Saturday, July 29, 2017

Native Gardens at the Guthrie Theater

Native Gardens tells a deceptively simple story of mismatched neighbors that touches on topics from immigration and white privilege to local ecosystems and colonization. And it's funny!

Karen Zacarías's play is so new that the ink is still dry. After premiering in Cincinnati, the author and director (Blake Robison) came to the Guthrie to work on a script that will be the version that other theaters can license. And they should, because it's a winner.

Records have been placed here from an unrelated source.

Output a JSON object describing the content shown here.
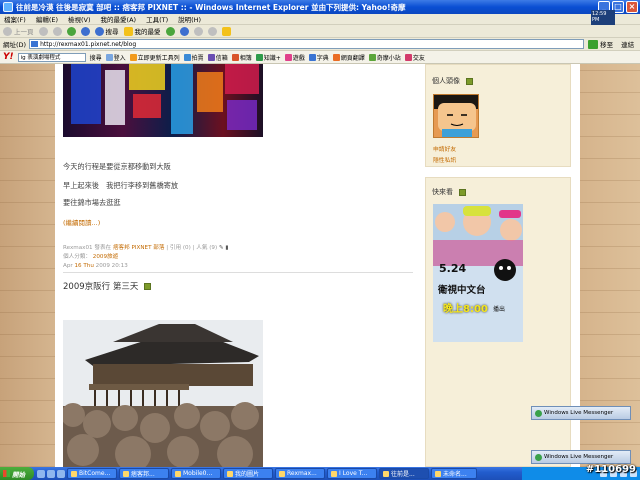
{
  "window": {
    "title": "往前是冷漠 往後是寂寞 部吧 :: 痞客邦 PIXNET :: - Windows Internet Explorer 並由下列提供: Yahoo!奇摩"
  },
  "menu": [
    "檔案(F)",
    "編輯(E)",
    "檢視(V)",
    "我的最愛(A)",
    "工具(T)",
    "說明(H)"
  ],
  "nav": {
    "back": "上一頁",
    "search": "搜尋",
    "favorites": "我的最愛"
  },
  "clock_widget": {
    "time": "12:59 PM"
  },
  "address": {
    "label": "網址(D)",
    "url": "http://rexmax01.pixnet.net/blog",
    "go": "移至",
    "links": "連結"
  },
  "yahoo_toolbar": {
    "search_text": "ig 表演劇場程式",
    "items": [
      "搜尋",
      "登入",
      "立即更新工具列",
      "拍賣",
      "信箱",
      "相簿",
      "知識+",
      "遊戲",
      "字典",
      "網頁翻譯",
      "奇摩小站",
      "交友"
    ]
  },
  "main": {
    "paragraphs": [
      "今天的行程是要從京都移動到大阪",
      "早上起來後　我把行李移到舊橋寄放",
      "要往錦市場去逛逛"
    ],
    "more_link": "(繼續閱讀...)",
    "meta_line1_prefix": "Rexmax01 發表在",
    "meta_line1_link": "痞客邦 PIXNET 部落",
    "meta_line1_suffix": "| 引用 (0) | 人氣 (9)",
    "meta_category_prefix": "個人分類：",
    "meta_category": "2009旅遊",
    "meta_date_prefix": "Apr",
    "meta_date": "16 Thu",
    "meta_date_suffix": "2009 20:13",
    "post_title": "2009京阪行 第三天"
  },
  "sidebar": {
    "profile_title": "個人頭像",
    "profile_links": [
      "申請好友",
      "隱性私訊"
    ],
    "ad_title": "快來看",
    "ad_lines": [
      "5.24",
      "衛視中文台",
      "晚上8:00",
      "播出"
    ]
  },
  "messenger": {
    "popup1": "Windows Live Messenger",
    "popup2": "Windows Live Messenger"
  },
  "taskbar": {
    "start": "開始",
    "tasks": [
      "BitCome...",
      "痞客邦...",
      "Mobile0...",
      "我的圖片",
      "Rexmax...",
      "I Love T...",
      "往前是...",
      "未命名..."
    ]
  },
  "watermark": "#110699"
}
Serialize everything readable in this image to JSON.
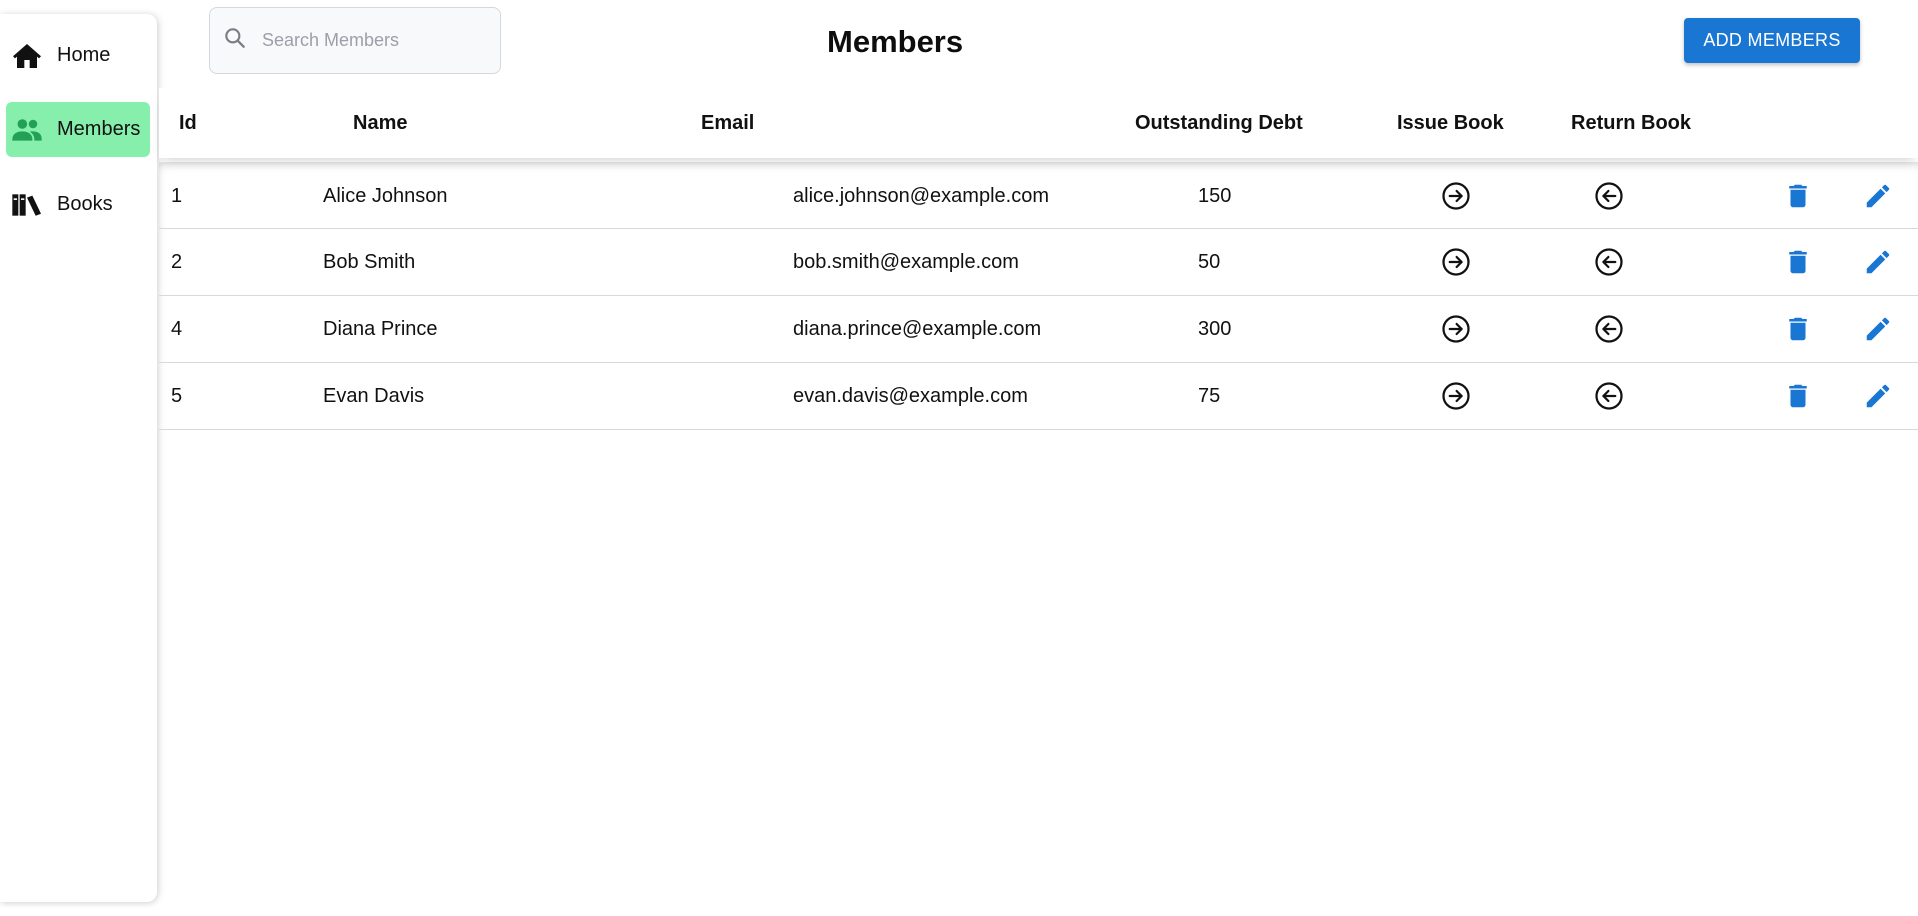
{
  "sidebar": {
    "items": [
      {
        "label": "Home",
        "icon": "home-icon",
        "active": false
      },
      {
        "label": "Members",
        "icon": "people-icon",
        "active": true
      },
      {
        "label": "Books",
        "icon": "books-icon",
        "active": false
      }
    ]
  },
  "search": {
    "placeholder": "Search Members",
    "value": ""
  },
  "header": {
    "title": "Members",
    "add_label": "ADD MEMBERS"
  },
  "table": {
    "columns": [
      "Id",
      "Name",
      "Email",
      "Outstanding Debt",
      "Issue Book",
      "Return Book"
    ],
    "rows": [
      {
        "id": "1",
        "name": "Alice Johnson",
        "email": "alice.johnson@example.com",
        "debt": "150"
      },
      {
        "id": "2",
        "name": "Bob Smith",
        "email": "bob.smith@example.com",
        "debt": "50"
      },
      {
        "id": "4",
        "name": "Diana Prince",
        "email": "diana.prince@example.com",
        "debt": "300"
      },
      {
        "id": "5",
        "name": "Evan Davis",
        "email": "evan.davis@example.com",
        "debt": "75"
      }
    ]
  },
  "colors": {
    "accent": "#1976d2",
    "active_nav": "#86efac",
    "members_icon": "#22a055"
  },
  "icons": {
    "issue": "arrow-right-circle-icon",
    "return": "arrow-left-circle-icon",
    "delete": "trash-icon",
    "edit": "pencil-icon"
  }
}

In a posh neighborhood of Washington D.C., two houses stand right next to each other. One is meticulously kept, with an elaborate garden. The other looks worse for wear, with a dry and barren backyard. We meet the new residents of the fixer-upper: the very pregnant Ph.D. student Tania Del Valle (Jacqueline Correa) and her lawyer husband Pablo Del Valle (Dan Domingues). Both are excited by their new house--Tania to create a beautiful garden of native plantings and Pablo to have a home base from which he can work towards partner in his office.
Jacqueline Correa, Dan Domingues, Sally Wingert and Steve Hendrickson.
Photo by the incomparable Dan Norman.
Fantastic set by Joseph Tilford.
They are excited to meet their next door neighbors, the Butleys. Virginia (Sally Wingert), a retired defense contractor, and Frank (Steve Hendrickson), who works for "the Agency." Frank's great goal in life is to win the local gardening competition and obsessively cares for his pristine English garden. When Pablo and Tania plan a new fence to divide the yards, taking down the existing eyesore, they find that their property extends a few feet farther than they thought--directly through Frank's flower beds. Conflict ensues.

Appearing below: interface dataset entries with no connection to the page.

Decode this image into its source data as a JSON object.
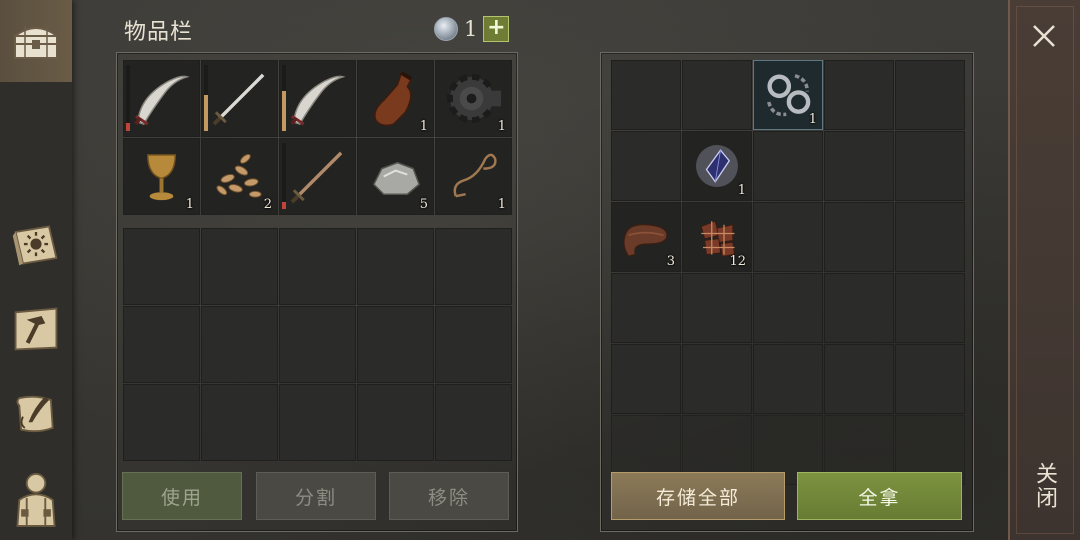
{
  "inventory": {
    "title": "物品栏",
    "capacity_value": "1",
    "slots": [
      {
        "name": "scimitar",
        "icon": "scimitar-icon",
        "qty": "",
        "durability": 0.12,
        "dur_color": "#c0443a"
      },
      {
        "name": "longsword",
        "icon": "longsword-icon",
        "qty": "",
        "durability": 0.55,
        "dur_color": "#c49a60"
      },
      {
        "name": "scimitar",
        "icon": "scimitar-icon",
        "qty": "",
        "durability": 0.6,
        "dur_color": "#c49a60"
      },
      {
        "name": "bottle",
        "icon": "bottle-icon",
        "qty": "1"
      },
      {
        "name": "gear",
        "icon": "gear-icon",
        "qty": "1"
      },
      {
        "name": "goblet",
        "icon": "goblet-icon",
        "qty": "1"
      },
      {
        "name": "seeds",
        "icon": "seeds-icon",
        "qty": "2"
      },
      {
        "name": "rusty-sword",
        "icon": "sword-icon",
        "qty": "",
        "durability": 0.1,
        "dur_color": "#c0443a"
      },
      {
        "name": "stone",
        "icon": "stone-icon",
        "qty": "5"
      },
      {
        "name": "rope",
        "icon": "rope-icon",
        "qty": "1"
      }
    ],
    "buttons": {
      "use": "使用",
      "split": "分割",
      "remove": "移除"
    }
  },
  "container": {
    "slots": [
      {
        "index": 2,
        "name": "shackles",
        "icon": "shackles-icon",
        "qty": "1",
        "highlight": true
      },
      {
        "index": 6,
        "name": "crystal",
        "icon": "crystal-icon",
        "qty": "1"
      },
      {
        "index": 10,
        "name": "leather",
        "icon": "leather-icon",
        "qty": "3"
      },
      {
        "index": 11,
        "name": "leather-scraps",
        "icon": "scraps-icon",
        "qty": "12"
      }
    ],
    "buttons": {
      "store_all": "存储全部",
      "take_all": "全拿"
    }
  },
  "close": {
    "label": "关闭"
  },
  "colors": {
    "accent_green": "#7d9340",
    "accent_tan": "#8c7a58"
  }
}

Jacqueline Correa, Dan Domingues. Photo by Dan Norman.
Contemporary dramas and comedies that involve neighbors and conflict are nothing new (see Detroit, God of Carnage), but the delight in Native Gardens is that it's not just hateful white people shouting at one another. For a play that runs a tight ninety minutes with no intermission, Native Gardens covers a lot of ground (hee hee). It's a play about identity and privilege, of Americanism (or North Americanism), land, and culture. But it does all this while still being dang funny.

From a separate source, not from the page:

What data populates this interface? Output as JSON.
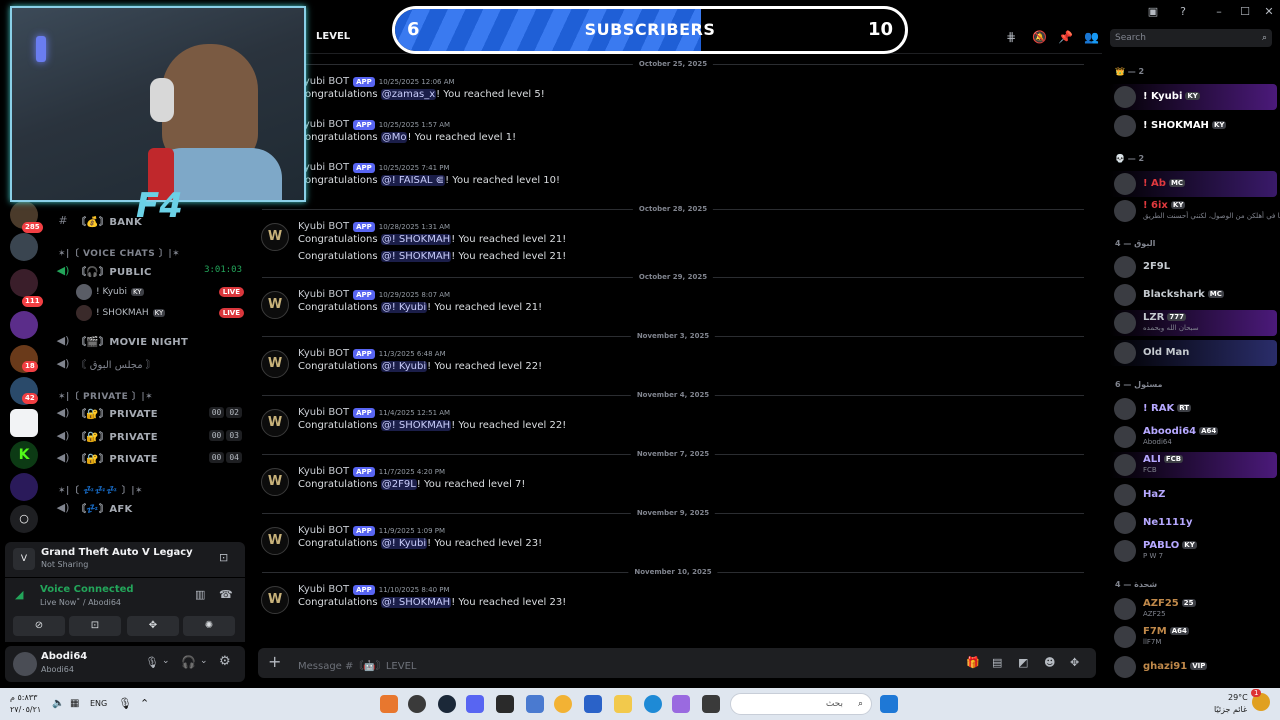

Playwright Karen Zacarías, co-founder of the Latinx Theater Commons, has also written musicals (in addition to her plays) and you can hear the music in her writing. Her dialogue feels natural, but musically rhythmic and a treat to listen to, particularly when performed by such a great cast. Dan Dominguez and Jacqueline Correa create an endearing and charming (but certainly not perfect) couple, and Dominguez has fantastic comic timing. You can't ever go wrong with Sally Wingert as an uptight white lady, and Steve Hendrickson is in turns infuriating and pathetic as Frank. The landscape technicians who toil silently in the background (Reyna Rios, Pedro Juan Fonseca, Brandon J. Cayetano and Guillermo Zermano) provide a fantastic additional layer to the action, and even more realism and humor.

Steve Hendrickson, Sally Wingert, Jacqueline Correa,
Dan Domingues. Photo by Dan Norman.
Director Blake Robison, who came with the play from the Cincinnati Playhouse, hits the perfect tone with this play. So much of the audience at the Guthrie (particularly on opening night) has far more in common with the Butleys than the Del Valles, and Robison keeps the perfect edge on the humor so that the audience never tips over into identifying too much with the Butleys. It's a fine, fine line, but Robison and Zacarías do a gorgeous job with it, and I'm so pleased to have this hilarious and thought-provoking show at the Guthrie (through August 20!).

(co-written by Jules and Carly)